The opinions expressed here are those of the writer and not those of NYCAviationIn recent months, there has been a wave of fresh speculation into the disappearance of Malaysia Airlines Flight 370, the Boeing 777-200ER lost more than two years ago. As more debris washes ashore, ‘experts’ associated with the disaster keep trying to determine where the floating panels might have originated. Unfortunately, the proper authorities were not included in the original search from the start.
Marine Corps Air Station Beaufort hosted their bi-annual airshow. The base is located in Beaufort, SC, approximately halfway between Charleston, SC an Savannah, GA. This year’s show featured a wide assortment of aircraft operated by the United States Marine Corps, a United States Air Force F-16 demo, a United States Coast Guard Dolphin helicopter, and the United States Navy’s Blue Angels.

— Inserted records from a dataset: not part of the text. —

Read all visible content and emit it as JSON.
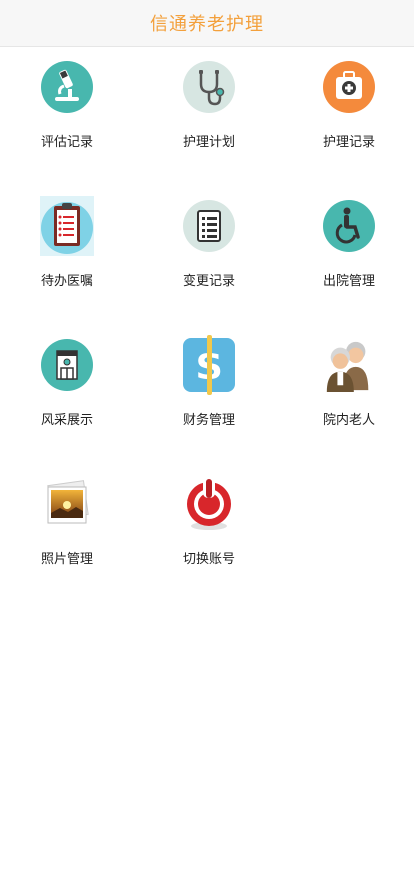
{
  "app": {
    "title": "信通养老护理"
  },
  "menu": {
    "items": [
      {
        "id": "assessment",
        "label": "评估记录",
        "icon": "microscope-icon"
      },
      {
        "id": "care-plan",
        "label": "护理计划",
        "icon": "stethoscope-icon"
      },
      {
        "id": "care-record",
        "label": "护理记录",
        "icon": "medical-kit-icon"
      },
      {
        "id": "pending-orders",
        "label": "待办医嘱",
        "icon": "clipboard-icon"
      },
      {
        "id": "change-record",
        "label": "变更记录",
        "icon": "list-document-icon"
      },
      {
        "id": "discharge",
        "label": "出院管理",
        "icon": "wheelchair-icon"
      },
      {
        "id": "showcase",
        "label": "风采展示",
        "icon": "building-icon"
      },
      {
        "id": "finance",
        "label": "财务管理",
        "icon": "dollar-icon"
      },
      {
        "id": "residents",
        "label": "院内老人",
        "icon": "elderly-couple-icon"
      },
      {
        "id": "photos",
        "label": "照片管理",
        "icon": "photo-stack-icon"
      },
      {
        "id": "switch-account",
        "label": "切换账号",
        "icon": "power-icon"
      }
    ]
  },
  "colors": {
    "title": "#f3a03c",
    "teal": "#48b7ae",
    "pale_teal": "#d7e6e2",
    "orange": "#f48a3c",
    "blue": "#5cb6e0",
    "red": "#d8262b"
  }
}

Muck Rack makes it simple to find people, tweets, or articles that mention any name, keyword, company, hashtag etc. We've compiled this guide to help you make the most of your search.
Selecting a term

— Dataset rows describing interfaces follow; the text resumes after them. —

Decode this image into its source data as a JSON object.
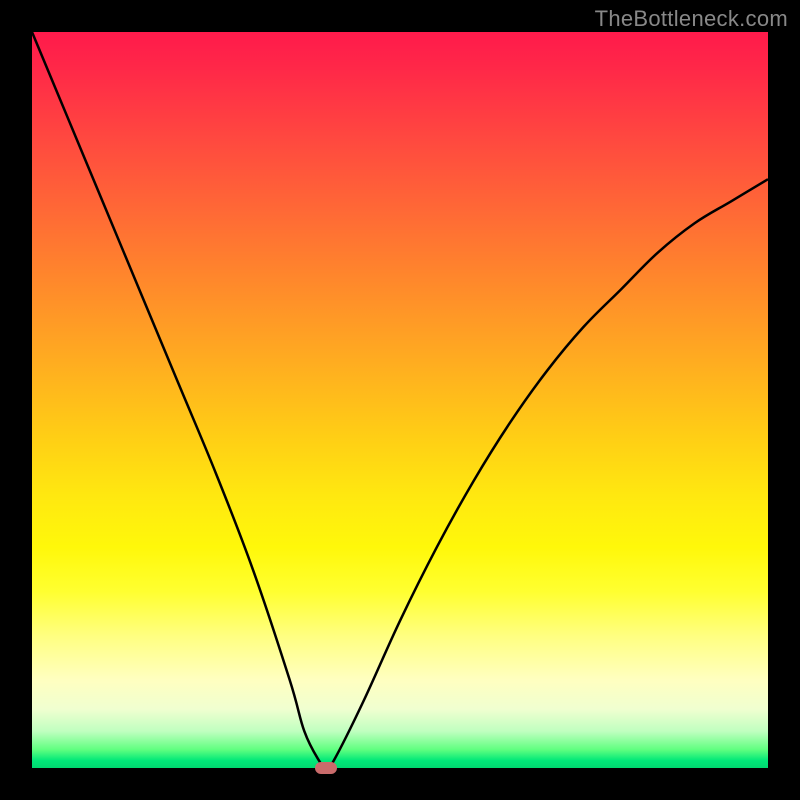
{
  "watermark": "TheBottleneck.com",
  "chart_data": {
    "type": "line",
    "title": "",
    "xlabel": "",
    "ylabel": "",
    "xlim": [
      0,
      100
    ],
    "ylim": [
      0,
      100
    ],
    "x": [
      0,
      5,
      10,
      15,
      20,
      25,
      30,
      35,
      37,
      39,
      40,
      41,
      45,
      50,
      55,
      60,
      65,
      70,
      75,
      80,
      85,
      90,
      95,
      100
    ],
    "values": [
      100,
      88,
      76,
      64,
      52,
      40,
      27,
      12,
      5,
      1,
      0,
      1,
      9,
      20,
      30,
      39,
      47,
      54,
      60,
      65,
      70,
      74,
      77,
      80
    ],
    "marker": {
      "x": 40,
      "y": 0
    },
    "gradient_stops": [
      {
        "pos": 0,
        "color": "#ff1a4b"
      },
      {
        "pos": 50,
        "color": "#ffce15"
      },
      {
        "pos": 80,
        "color": "#ffff60"
      },
      {
        "pos": 100,
        "color": "#00d870"
      }
    ]
  }
}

Start searching tweets, articles from media outlets, articles mentioned in tweets, journalists'
names, titles and bios with some suggested searches:

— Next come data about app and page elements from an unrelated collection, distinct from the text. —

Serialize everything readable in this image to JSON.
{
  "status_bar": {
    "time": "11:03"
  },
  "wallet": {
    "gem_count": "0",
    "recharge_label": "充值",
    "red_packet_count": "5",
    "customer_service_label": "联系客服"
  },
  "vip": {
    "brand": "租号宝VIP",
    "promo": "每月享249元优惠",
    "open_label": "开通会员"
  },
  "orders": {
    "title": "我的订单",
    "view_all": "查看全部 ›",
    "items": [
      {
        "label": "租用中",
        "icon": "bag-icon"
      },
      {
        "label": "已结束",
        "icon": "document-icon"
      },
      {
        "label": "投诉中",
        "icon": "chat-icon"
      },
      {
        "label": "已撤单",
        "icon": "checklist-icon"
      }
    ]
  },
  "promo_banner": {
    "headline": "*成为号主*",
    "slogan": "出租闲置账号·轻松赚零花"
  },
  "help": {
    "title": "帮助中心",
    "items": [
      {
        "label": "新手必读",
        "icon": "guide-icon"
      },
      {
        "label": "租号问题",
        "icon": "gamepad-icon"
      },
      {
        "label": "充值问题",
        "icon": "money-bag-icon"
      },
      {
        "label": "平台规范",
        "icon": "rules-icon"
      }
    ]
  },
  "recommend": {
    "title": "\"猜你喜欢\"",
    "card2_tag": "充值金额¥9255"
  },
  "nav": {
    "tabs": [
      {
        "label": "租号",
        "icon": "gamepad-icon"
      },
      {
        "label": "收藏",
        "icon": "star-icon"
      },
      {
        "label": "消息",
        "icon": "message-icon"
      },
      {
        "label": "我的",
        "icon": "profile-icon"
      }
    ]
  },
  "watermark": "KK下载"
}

Companies or Topics (e.g. iPhone, Microsoft)
Phrases (e.g. "cloud computing") — use quotes to keep the terms together
Twitter handles (e.g. @username) — returns those who have mentioned or replied to
Names (e.g. "David Pogue")
Hashtags (e.g. #sxsw, #london2012)
Bio details (e.g. vegan, Olympics, father)
Muck Rack's Advanced Search allows for many boolean operators.
Find results that mention multiple specified terms, use AND or
+. For example, ensure each result contains both Elon Musk and Mark Zuckerberg by
searching Obama AND Romney or Obama + Romney.
Use the operators OR or , to broaden your search when you'd like either of
multiple terms to appear in results. (This is the default behavior of our search when no operators
are used.) For example, search for democrat OR republican to find results that refer to
Democrats and/or Republicans.
Use NOT or - to subtract results from your search. For
example, searching Disney will yield results about the Walt Disney Company as well as Walt Disney
World Resort. To exclude mentions of Disney World, search for Disney -World or Disney
When using one of these operators with a phrase, enclose it in quotation marks. For example, you can
find results about smartphones excluding Apple's iPhone 4S by searching smartphone -"iPhone
Exact case matching or punctuation
If you're searching for a brand name or keyword that relies on specific punctuation marks or capitalization, you can
find results that match your exact query by adding matchcase: before the keyword you're searching for, like matchcase:E*TRADE .
Use parentheses to separate multiple
boolean phrases. For example, to find journalists talking about having fun in Disney World or
Disneyland, search for ("disney world" OR disneyland) AND fun.
An asterisk can be used to search for any variation of a root word truncated by the asterisk. For example, searching for admin* will return results for administrator, administration, administer, administered, etc.
A near operator is an AND operator where you can control the distance between the words. You can vary the distance the near operation uses by adding a forward slash and number (between 0-99) such as strawberries NEAR/10 "whipped cream", which means the strawberries must exist within 10 words of "whipped cream".